◆ Exercise requirements ◆
Word for word, restate the records that appear below.

◆ Given data ◆
+ + + + +
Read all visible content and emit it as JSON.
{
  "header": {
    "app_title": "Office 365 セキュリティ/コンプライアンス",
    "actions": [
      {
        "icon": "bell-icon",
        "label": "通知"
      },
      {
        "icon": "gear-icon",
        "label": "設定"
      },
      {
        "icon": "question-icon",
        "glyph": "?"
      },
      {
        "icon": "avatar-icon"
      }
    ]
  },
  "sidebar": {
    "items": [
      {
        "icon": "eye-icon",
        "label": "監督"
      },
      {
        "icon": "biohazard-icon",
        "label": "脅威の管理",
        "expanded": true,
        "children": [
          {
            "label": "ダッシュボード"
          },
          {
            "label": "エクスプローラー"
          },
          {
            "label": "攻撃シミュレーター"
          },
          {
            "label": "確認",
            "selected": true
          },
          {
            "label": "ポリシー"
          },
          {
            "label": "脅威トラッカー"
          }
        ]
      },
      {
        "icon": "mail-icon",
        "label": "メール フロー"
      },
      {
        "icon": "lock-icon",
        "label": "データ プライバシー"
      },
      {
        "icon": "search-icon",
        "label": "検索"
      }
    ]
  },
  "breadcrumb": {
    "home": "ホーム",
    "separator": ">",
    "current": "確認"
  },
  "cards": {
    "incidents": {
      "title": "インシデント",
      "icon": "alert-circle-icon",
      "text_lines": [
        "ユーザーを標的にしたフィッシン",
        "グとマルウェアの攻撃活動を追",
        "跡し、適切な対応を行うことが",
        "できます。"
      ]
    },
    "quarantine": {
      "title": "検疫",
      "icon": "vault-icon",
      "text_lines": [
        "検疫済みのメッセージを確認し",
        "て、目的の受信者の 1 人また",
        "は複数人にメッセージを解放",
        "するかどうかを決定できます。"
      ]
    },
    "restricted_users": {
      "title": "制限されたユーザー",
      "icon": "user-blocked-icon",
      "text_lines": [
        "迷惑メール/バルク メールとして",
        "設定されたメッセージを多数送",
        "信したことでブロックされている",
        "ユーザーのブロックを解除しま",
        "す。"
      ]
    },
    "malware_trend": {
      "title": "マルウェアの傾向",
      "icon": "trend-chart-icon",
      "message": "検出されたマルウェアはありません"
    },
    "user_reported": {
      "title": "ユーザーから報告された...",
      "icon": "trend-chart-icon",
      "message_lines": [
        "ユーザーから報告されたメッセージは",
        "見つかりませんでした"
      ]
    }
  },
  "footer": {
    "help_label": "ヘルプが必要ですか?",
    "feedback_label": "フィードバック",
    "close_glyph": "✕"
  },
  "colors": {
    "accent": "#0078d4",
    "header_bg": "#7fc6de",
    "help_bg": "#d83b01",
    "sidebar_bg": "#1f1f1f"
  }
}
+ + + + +
◆ Result of the exercise ◆
Read all visible content and emit it as JSON.
{
  "header": {
    "app_title": "Office 365 セキュリティ/コンプライアンス",
    "actions": [
      {
        "icon": "bell-icon",
        "label": "通知"
      },
      {
        "icon": "gear-icon",
        "label": "設定"
      },
      {
        "icon": "question-icon",
        "glyph": "?"
      },
      {
        "icon": "avatar-icon"
      }
    ]
  },
  "sidebar": {
    "items": [
      {
        "icon": "eye-icon",
        "label": "監督"
      },
      {
        "icon": "biohazard-icon",
        "label": "脅威の管理",
        "expanded": true,
        "children": [
          {
            "label": "ダッシュボード"
          },
          {
            "label": "エクスプローラー"
          },
          {
            "label": "攻撃シミュレーター"
          },
          {
            "label": "確認",
            "selected": true
          },
          {
            "label": "ポリシー"
          },
          {
            "label": "脅威トラッカー"
          }
        ]
      },
      {
        "icon": "mail-icon",
        "label": "メール フロー"
      },
      {
        "icon": "lock-icon",
        "label": "データ プライバシー"
      },
      {
        "icon": "search-icon",
        "label": "検索"
      }
    ]
  },
  "breadcrumb": {
    "home": "ホーム",
    "separator": ">",
    "current": "確認"
  },
  "cards": {
    "incidents": {
      "title": "インシデント",
      "icon": "alert-circle-icon",
      "text_lines": [
        "ユーザーを標的にしたフィッシン",
        "グとマルウェアの攻撃活動を追",
        "跡し、適切な対応を行うことが",
        "できます。"
      ]
    },
    "quarantine": {
      "title": "検疫",
      "icon": "vault-icon",
      "text_lines": [
        "検疫済みのメッセージを確認し",
        "て、目的の受信者の 1 人また",
        "は複数人にメッセージを解放",
        "するかどうかを決定できます。"
      ]
    },
    "restricted_users": {
      "title": "制限されたユーザー",
      "icon": "user-blocked-icon",
      "text_lines": [
        "迷惑メール/バルク メールとして",
        "設定されたメッセージを多数送",
        "信したことでブロックされている",
        "ユーザーのブロックを解除しま",
        "す。"
      ]
    },
    "malware_trend": {
      "title": "マルウェアの傾向",
      "icon": "trend-chart-icon",
      "message": "検出されたマルウェアはありません"
    },
    "user_reported": {
      "title": "ユーザーから報告された...",
      "icon": "trend-chart-icon",
      "message_lines": [
        "ユーザーから報告されたメッセージは",
        "見つかりませんでした"
      ]
    }
  },
  "footer": {
    "help_label": "ヘルプが必要ですか?",
    "feedback_label": "フィードバック",
    "close_glyph": "✕"
  },
  "colors": {
    "accent": "#0078d4",
    "header_bg": "#7fc6de",
    "help_bg": "#d83b01",
    "sidebar_bg": "#1f1f1f"
  }
}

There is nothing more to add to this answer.